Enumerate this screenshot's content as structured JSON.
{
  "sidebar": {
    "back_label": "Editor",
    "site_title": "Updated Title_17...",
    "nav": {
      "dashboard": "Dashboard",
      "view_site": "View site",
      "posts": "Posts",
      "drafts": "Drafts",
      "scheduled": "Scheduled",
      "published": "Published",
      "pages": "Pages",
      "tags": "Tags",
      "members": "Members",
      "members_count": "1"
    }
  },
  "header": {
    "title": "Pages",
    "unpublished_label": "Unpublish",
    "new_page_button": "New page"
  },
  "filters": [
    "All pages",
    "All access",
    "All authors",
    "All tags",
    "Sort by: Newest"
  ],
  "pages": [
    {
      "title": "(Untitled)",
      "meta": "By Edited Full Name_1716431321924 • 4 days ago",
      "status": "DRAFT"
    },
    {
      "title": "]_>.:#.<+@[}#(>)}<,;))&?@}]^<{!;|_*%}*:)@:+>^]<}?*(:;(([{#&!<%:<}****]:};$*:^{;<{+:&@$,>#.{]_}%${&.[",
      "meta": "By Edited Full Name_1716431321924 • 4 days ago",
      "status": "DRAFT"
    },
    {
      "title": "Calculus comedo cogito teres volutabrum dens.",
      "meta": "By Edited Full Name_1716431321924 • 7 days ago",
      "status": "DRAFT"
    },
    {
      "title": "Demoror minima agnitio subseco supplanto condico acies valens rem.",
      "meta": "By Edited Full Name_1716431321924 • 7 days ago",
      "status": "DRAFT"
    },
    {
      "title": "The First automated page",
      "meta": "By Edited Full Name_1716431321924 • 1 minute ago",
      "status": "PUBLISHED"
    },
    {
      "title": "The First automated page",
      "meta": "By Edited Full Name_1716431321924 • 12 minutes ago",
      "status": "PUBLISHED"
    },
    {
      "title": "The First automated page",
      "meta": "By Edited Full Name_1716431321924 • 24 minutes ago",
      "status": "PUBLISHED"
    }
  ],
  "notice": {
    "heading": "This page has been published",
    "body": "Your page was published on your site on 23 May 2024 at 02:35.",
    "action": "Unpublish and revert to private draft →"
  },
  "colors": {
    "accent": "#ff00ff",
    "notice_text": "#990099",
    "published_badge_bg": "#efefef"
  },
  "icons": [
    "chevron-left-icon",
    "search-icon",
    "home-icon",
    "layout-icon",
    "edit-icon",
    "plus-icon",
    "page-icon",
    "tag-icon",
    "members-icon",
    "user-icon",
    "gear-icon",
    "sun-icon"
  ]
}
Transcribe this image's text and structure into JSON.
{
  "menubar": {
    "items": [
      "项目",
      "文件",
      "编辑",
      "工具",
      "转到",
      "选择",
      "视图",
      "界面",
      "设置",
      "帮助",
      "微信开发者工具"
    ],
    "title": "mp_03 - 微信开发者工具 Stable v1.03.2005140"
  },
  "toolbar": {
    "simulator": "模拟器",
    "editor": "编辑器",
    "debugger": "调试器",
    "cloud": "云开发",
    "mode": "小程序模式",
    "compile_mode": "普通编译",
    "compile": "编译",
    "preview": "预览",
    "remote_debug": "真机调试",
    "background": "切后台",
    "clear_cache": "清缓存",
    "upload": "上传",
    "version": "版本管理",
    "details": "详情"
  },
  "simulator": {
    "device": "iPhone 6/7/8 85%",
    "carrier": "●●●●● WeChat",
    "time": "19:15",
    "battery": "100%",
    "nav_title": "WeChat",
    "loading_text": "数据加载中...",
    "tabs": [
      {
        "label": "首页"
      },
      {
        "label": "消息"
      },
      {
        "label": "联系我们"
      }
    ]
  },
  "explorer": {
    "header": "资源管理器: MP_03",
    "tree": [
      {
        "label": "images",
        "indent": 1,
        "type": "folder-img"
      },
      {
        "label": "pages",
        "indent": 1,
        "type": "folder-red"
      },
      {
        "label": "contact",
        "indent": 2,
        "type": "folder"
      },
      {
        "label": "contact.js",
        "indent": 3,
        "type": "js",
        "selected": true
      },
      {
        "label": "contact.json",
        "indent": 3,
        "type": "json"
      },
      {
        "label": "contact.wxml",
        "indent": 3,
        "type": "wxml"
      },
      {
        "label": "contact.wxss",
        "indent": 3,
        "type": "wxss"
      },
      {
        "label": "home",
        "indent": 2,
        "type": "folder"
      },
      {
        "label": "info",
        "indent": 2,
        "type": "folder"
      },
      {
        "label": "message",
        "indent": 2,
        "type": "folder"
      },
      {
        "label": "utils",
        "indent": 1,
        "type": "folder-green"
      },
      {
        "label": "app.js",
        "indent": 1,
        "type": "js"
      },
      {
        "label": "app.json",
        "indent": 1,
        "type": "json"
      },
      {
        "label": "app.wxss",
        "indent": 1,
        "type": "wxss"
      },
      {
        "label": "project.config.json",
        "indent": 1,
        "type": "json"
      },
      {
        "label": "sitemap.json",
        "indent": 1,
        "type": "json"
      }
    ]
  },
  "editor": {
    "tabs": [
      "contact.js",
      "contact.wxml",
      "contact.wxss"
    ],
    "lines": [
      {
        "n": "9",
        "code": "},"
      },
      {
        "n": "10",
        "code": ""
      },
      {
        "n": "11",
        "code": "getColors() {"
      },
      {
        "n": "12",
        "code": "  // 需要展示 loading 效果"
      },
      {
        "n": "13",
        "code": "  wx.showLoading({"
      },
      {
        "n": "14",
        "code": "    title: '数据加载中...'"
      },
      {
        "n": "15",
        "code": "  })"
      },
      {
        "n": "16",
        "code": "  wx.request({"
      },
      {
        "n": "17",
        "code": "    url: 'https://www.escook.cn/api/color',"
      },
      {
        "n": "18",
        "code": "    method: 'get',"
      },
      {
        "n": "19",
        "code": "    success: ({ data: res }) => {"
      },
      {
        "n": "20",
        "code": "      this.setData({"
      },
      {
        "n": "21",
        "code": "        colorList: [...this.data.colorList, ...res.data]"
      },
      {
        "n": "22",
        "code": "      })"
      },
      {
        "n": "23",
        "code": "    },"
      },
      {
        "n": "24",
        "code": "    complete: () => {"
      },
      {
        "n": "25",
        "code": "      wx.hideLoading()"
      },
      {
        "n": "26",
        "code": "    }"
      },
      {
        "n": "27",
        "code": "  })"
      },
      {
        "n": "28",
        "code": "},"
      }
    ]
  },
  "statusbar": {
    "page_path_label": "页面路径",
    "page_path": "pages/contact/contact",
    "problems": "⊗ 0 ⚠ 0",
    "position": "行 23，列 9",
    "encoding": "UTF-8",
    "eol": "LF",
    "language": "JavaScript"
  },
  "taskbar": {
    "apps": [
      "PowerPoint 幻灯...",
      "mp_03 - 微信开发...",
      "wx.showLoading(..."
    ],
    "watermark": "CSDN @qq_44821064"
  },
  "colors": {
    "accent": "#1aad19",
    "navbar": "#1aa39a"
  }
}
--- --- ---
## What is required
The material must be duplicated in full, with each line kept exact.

## Written response
Enumerate this screenshot's content as structured JSON.
{
  "sidebar": {
    "back_label": "Editor",
    "site_title": "Updated Title_17...",
    "nav": {
      "dashboard": "Dashboard",
      "view_site": "View site",
      "posts": "Posts",
      "drafts": "Drafts",
      "scheduled": "Scheduled",
      "published": "Published",
      "pages": "Pages",
      "tags": "Tags",
      "members": "Members",
      "members_count": "1"
    }
  },
  "header": {
    "title": "Pages",
    "unpublished_label": "Unpublish",
    "new_page_button": "New page"
  },
  "filters": [
    "All pages",
    "All access",
    "All authors",
    "All tags",
    "Sort by: Newest"
  ],
  "pages": [
    {
      "title": "(Untitled)",
      "meta": "By Edited Full Name_1716431321924 • 4 days ago",
      "status": "DRAFT"
    },
    {
      "title": "]_>.:#.<+@[}#(>)}<,;))&?@}]^<{!;|_*%}*:)@:+>^]<}?*(:;(([{#&!<%:<}****]:};$*:^{;<{+:&@$,>#.{]_}%${&.[",
      "meta": "By Edited Full Name_1716431321924 • 4 days ago",
      "status": "DRAFT"
    },
    {
      "title": "Calculus comedo cogito teres volutabrum dens.",
      "meta": "By Edited Full Name_1716431321924 • 7 days ago",
      "status": "DRAFT"
    },
    {
      "title": "Demoror minima agnitio subseco supplanto condico acies valens rem.",
      "meta": "By Edited Full Name_1716431321924 • 7 days ago",
      "status": "DRAFT"
    },
    {
      "title": "The First automated page",
      "meta": "By Edited Full Name_1716431321924 • 1 minute ago",
      "status": "PUBLISHED"
    },
    {
      "title": "The First automated page",
      "meta": "By Edited Full Name_1716431321924 • 12 minutes ago",
      "status": "PUBLISHED"
    },
    {
      "title": "The First automated page",
      "meta": "By Edited Full Name_1716431321924 • 24 minutes ago",
      "status": "PUBLISHED"
    }
  ],
  "notice": {
    "heading": "This page has been published",
    "body": "Your page was published on your site on 23 May 2024 at 02:35.",
    "action": "Unpublish and revert to private draft →"
  },
  "colors": {
    "accent": "#ff00ff",
    "notice_text": "#990099",
    "published_badge_bg": "#efefef"
  },
  "icons": [
    "chevron-left-icon",
    "search-icon",
    "home-icon",
    "layout-icon",
    "edit-icon",
    "plus-icon",
    "page-icon",
    "tag-icon",
    "members-icon",
    "user-icon",
    "gear-icon",
    "sun-icon"
  ]
}
Transcribe this image's text and structure into JSON.
{
  "menubar": {
    "items": [
      "项目",
      "文件",
      "编辑",
      "工具",
      "转到",
      "选择",
      "视图",
      "界面",
      "设置",
      "帮助",
      "微信开发者工具"
    ],
    "title": "mp_03 - 微信开发者工具 Stable v1.03.2005140"
  },
  "toolbar": {
    "simulator": "模拟器",
    "editor": "编辑器",
    "debugger": "调试器",
    "cloud": "云开发",
    "mode": "小程序模式",
    "compile_mode": "普通编译",
    "compile": "编译",
    "preview": "预览",
    "remote_debug": "真机调试",
    "background": "切后台",
    "clear_cache": "清缓存",
    "upload": "上传",
    "version": "版本管理",
    "details": "详情"
  },
  "simulator": {
    "device": "iPhone 6/7/8 85%",
    "carrier": "●●●●● WeChat",
    "time": "19:15",
    "battery": "100%",
    "nav_title": "WeChat",
    "loading_text": "数据加载中...",
    "tabs": [
      {
        "label": "首页"
      },
      {
        "label": "消息"
      },
      {
        "label": "联系我们"
      }
    ]
  },
  "explorer": {
    "header": "资源管理器: MP_03",
    "tree": [
      {
        "label": "images",
        "indent": 1,
        "type": "folder-img"
      },
      {
        "label": "pages",
        "indent": 1,
        "type": "folder-red"
      },
      {
        "label": "contact",
        "indent": 2,
        "type": "folder"
      },
      {
        "label": "contact.js",
        "indent": 3,
        "type": "js",
        "selected": true
      },
      {
        "label": "contact.json",
        "indent": 3,
        "type": "json"
      },
      {
        "label": "contact.wxml",
        "indent": 3,
        "type": "wxml"
      },
      {
        "label": "contact.wxss",
        "indent": 3,
        "type": "wxss"
      },
      {
        "label": "home",
        "indent": 2,
        "type": "folder"
      },
      {
        "label": "info",
        "indent": 2,
        "type": "folder"
      },
      {
        "label": "message",
        "indent": 2,
        "type": "folder"
      },
      {
        "label": "utils",
        "indent": 1,
        "type": "folder-green"
      },
      {
        "label": "app.js",
        "indent": 1,
        "type": "js"
      },
      {
        "label": "app.json",
        "indent": 1,
        "type": "json"
      },
      {
        "label": "app.wxss",
        "indent": 1,
        "type": "wxss"
      },
      {
        "label": "project.config.json",
        "indent": 1,
        "type": "json"
      },
      {
        "label": "sitemap.json",
        "indent": 1,
        "type": "json"
      }
    ]
  },
  "editor": {
    "tabs": [
      "contact.js",
      "contact.wxml",
      "contact.wxss"
    ],
    "lines": [
      {
        "n": "9",
        "code": "},"
      },
      {
        "n": "10",
        "code": ""
      },
      {
        "n": "11",
        "code": "getColors() {"
      },
      {
        "n": "12",
        "code": "  // 需要展示 loading 效果"
      },
      {
        "n": "13",
        "code": "  wx.showLoading({"
      },
      {
        "n": "14",
        "code": "    title: '数据加载中...'"
      },
      {
        "n": "15",
        "code": "  })"
      },
      {
        "n": "16",
        "code": "  wx.request({"
      },
      {
        "n": "17",
        "code": "    url: 'https://www.escook.cn/api/color',"
      },
      {
        "n": "18",
        "code": "    method: 'get',"
      },
      {
        "n": "19",
        "code": "    success: ({ data: res }) => {"
      },
      {
        "n": "20",
        "code": "      this.setData({"
      },
      {
        "n": "21",
        "code": "        colorList: [...this.data.colorList, ...res.data]"
      },
      {
        "n": "22",
        "code": "      })"
      },
      {
        "n": "23",
        "code": "    },"
      },
      {
        "n": "24",
        "code": "    complete: () => {"
      },
      {
        "n": "25",
        "code": "      wx.hideLoading()"
      },
      {
        "n": "26",
        "code": "    }"
      },
      {
        "n": "27",
        "code": "  })"
      },
      {
        "n": "28",
        "code": "},"
      }
    ]
  },
  "statusbar": {
    "page_path_label": "页面路径",
    "page_path": "pages/contact/contact",
    "problems": "⊗ 0 ⚠ 0",
    "position": "行 23，列 9",
    "encoding": "UTF-8",
    "eol": "LF",
    "language": "JavaScript"
  },
  "taskbar": {
    "apps": [
      "PowerPoint 幻灯...",
      "mp_03 - 微信开发...",
      "wx.showLoading(..."
    ],
    "watermark": "CSDN @qq_44821064"
  },
  "colors": {
    "accent": "#1aad19",
    "navbar": "#1aa39a"
  }
}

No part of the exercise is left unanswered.